Jay Freedman has made a lot of sourdough bread in his life, going back four decades to Kaufman’s Bakery, his family business in Buffalo, New York. Back then, Jay would use their rye sour at 2 or 3 in the morning to make rye bread for the day. They’d refresh or feed the sour in the afternoon; leaving it until it was time to call it into action for the next morning’s round of fresh loaves.
Sourdough starters are used in a variety of breads—at anywhere from 5% to 50%. Generally, the more sourdough starter used the more sour, fermented notes will be forward in the flavor. Aside from a flavor boost, using a sour can give your finished bread better texture and quality. This, according to BakerPedia, is because cereal enzymes are converting phenolic compounds and lipids into other flavorful derivatives during the fermentation process.
The team in the Rothwell GrainEssentials Center in Quincy, MA maintains three sours—wheat, rye and teff. A sour is started with flour and water that ferments with naturally occurring yeast. To get the mixture to become a living culture, it takes several days of mixing in the sour with new flour and water.
All of the Bay State Milling sours are three years old and use our products, but each was started in a slightly different way. The wheat sour was started from a sample Jay received from a sourdough workshop in the cultural center of the style, San Francisco.
For the rye, the Product Applications Team soaked raisins in water and then used that water along with rye meal extra fine to get the sour going. There are many sourdough starter recipes that call for water that something, like basil, was soaked in, or the use of juice like pineapple. It’s all a matter of preference based on what books you read and people you talk to.
The final sour is built on the African grain teff, which has a dark color and a mild, caramelized brown sugar flavor. The teff sour was created using a traditional teff flour and water base that was fed often during its first few days before it stabilized.
For as many bakers as there are in the world, there are as many ways to start and maintain a sour. There are many factors, some personal preference, but a lot has to do with what kind of bread you’re making, how often and where. Back in Buffalo, Jay says their sour was perpetual. It was a daily contributor to the operation. Here at Bay State, the sour is like a second stringer, sitting on the bench waiting for the call from the coach. It’s a key player, but whether it gets in the game depends on the opponent.
“I am keeping this alive in case someone walks through the door (of the Rothwell GrainEssentials Center) and wants to have sour,” Jay explains.
I ask Jay to walk me through the refreshing process he does a few times a week.
“The hard part is to get yourself a stable sour,” Jay tells me. “The easy part is refreshing your sour.”
Jay has his stabilized sours; so on this Tuesday morning he’s doing the easy part. Maintaining the three starters is equal parts science and art; trial and error has made this twice-weekly act one of love and ritual.

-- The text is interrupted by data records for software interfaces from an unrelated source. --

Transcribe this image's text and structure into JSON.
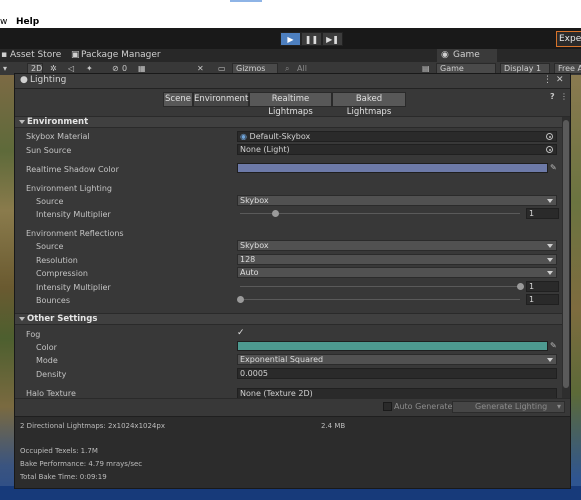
{
  "menubar": {
    "items": [
      "w",
      "Help"
    ]
  },
  "toolbar": {
    "expert_label": "Exper"
  },
  "tabs": {
    "asset_store": "Asset Store",
    "package_manager": "Package Manager",
    "game": "Game"
  },
  "scenebar": {
    "mode_2d": "2D",
    "gizmos": "Gizmos",
    "search_placeholder": "All",
    "game_display": "Game",
    "display": "Display 1",
    "free_aspect": "Free A",
    "hidden_count": "0"
  },
  "lighting": {
    "title": "Lighting",
    "tabs": [
      "Scene",
      "Environment",
      "Realtime Lightmaps",
      "Baked Lightmaps"
    ],
    "active_tab": "Environment",
    "environment": {
      "header": "Environment",
      "skybox_label": "Skybox Material",
      "skybox_value": "Default-Skybox",
      "sun_label": "Sun Source",
      "sun_value": "None (Light)",
      "shadow_label": "Realtime Shadow Color",
      "shadow_color": "#6d7aa8",
      "env_lighting_label": "Environment Lighting",
      "source_label": "Source",
      "source_value": "Skybox",
      "intensity_label": "Intensity Multiplier",
      "intensity_value": "1",
      "intensity_fraction": 0.125,
      "env_reflections_label": "Environment Reflections",
      "refl_source_label": "Source",
      "refl_source_value": "Skybox",
      "resolution_label": "Resolution",
      "resolution_value": "128",
      "compression_label": "Compression",
      "compression_value": "Auto",
      "refl_intensity_label": "Intensity Multiplier",
      "refl_intensity_value": "1",
      "refl_intensity_fraction": 1.0,
      "bounces_label": "Bounces",
      "bounces_value": "1",
      "bounces_fraction": 0.0
    },
    "other": {
      "header": "Other Settings",
      "fog_label": "Fog",
      "fog_checked": "✓",
      "color_label": "Color",
      "fog_color": "#4d9a90",
      "mode_label": "Mode",
      "mode_value": "Exponential Squared",
      "density_label": "Density",
      "density_value": "0.0005",
      "halo_label": "Halo Texture",
      "halo_value": "None (Texture 2D)"
    },
    "auto_generate_label": "Auto Generate",
    "generate_label": "Generate Lighting",
    "stats": {
      "lightmaps": "2 Directional Lightmaps: 2x1024x1024px",
      "size": "2.4 MB",
      "texels": "Occupied Texels: 1.7M",
      "performance": "Bake Performance: 4.79 mrays/sec",
      "bake_time": "Total Bake Time: 0:09:19"
    }
  },
  "colors": {
    "accent": "#4d7fbf",
    "expert_border": "#d8732a"
  }
}
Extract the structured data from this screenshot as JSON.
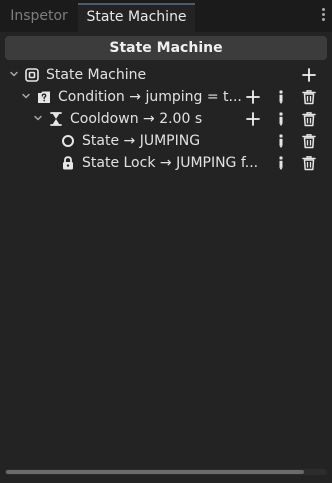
{
  "tabs": [
    {
      "label": "Inspetor",
      "active": false
    },
    {
      "label": "State Machine",
      "active": true
    }
  ],
  "header": {
    "title": "State Machine"
  },
  "tree": [
    {
      "label": "State Machine",
      "icon": "state-machine-icon",
      "depth": 0,
      "expanded": true
    },
    {
      "label": "Condition → jumping = t...",
      "icon": "condition-icon",
      "depth": 1,
      "expanded": true
    },
    {
      "label": "Cooldown → 2.00 s",
      "icon": "hourglass-icon",
      "depth": 2,
      "expanded": true
    },
    {
      "label": "State → JUMPING",
      "icon": "state-circle-icon",
      "depth": 3
    },
    {
      "label": "State Lock → JUMPING f...",
      "icon": "lock-icon",
      "depth": 3
    }
  ],
  "colors": {
    "background": "#232323",
    "tabbar": "#1b1b1b",
    "header": "#3c3c3c",
    "text": "#e4e4e4"
  }
}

He starts with the rye sour. Jay portions out the bubbly, beige substance into a 100-gram blob. He adds 200 grams of Bay State Milling rye meal extra fine and 200 grams of water to the plastic container. As he mixes them together by hand, Jay explains that back at Kaufman’s Bakery they’d do a 1:1:1 ratio of sour, flour and water, but with how often he uses the rye sour today, a 1:2:2 ratio gives him the desired tolerance. Once the three components are mixed, he moves on to teff.
Jay keeps a considerably smaller portion of teff sour than the wheat and rye. The Product Applications Team started the sour with the gluten-free grain to do some experimentation. Of the three, it’s the least used in the GrainEssentials Center. It’s also the most temperamental. While the other two can wait beyond his usual few days for a refresh, the mousse-like teff sour doesn’t stand for waiting too long for its fresh meal of flour and water. Jay again meticulously measures out the correct ratio for the starter at hand: 10 grams of teff sour, 50 grams of teff flour and 50 grams of water.
The wheat sour is noticeably the stiffest of the bunch. Jay says it’s a balance. If your dough is too stiff it’s hard to incorporate into your finished dough. He pulls off a chunk of the sour to show me the webbing. He drops that piece into a new container and adds 100 grams of water. He makes a combination of 170 grams of refined wheat flour and 30 grams of white whole wheat. “That’s the way I learned,” Jay says as he combines everything and finishes his last refresh of the morning. “I happen to like it.”
On this particular day, Jay combines the sour leftovers that weren’t used into a container. “In some places it would be trash,” he tells me. But today, they’ll serve as the base for his New York sourdough rye, a modest variation on the bread he was making in Buffalo 40 years ago.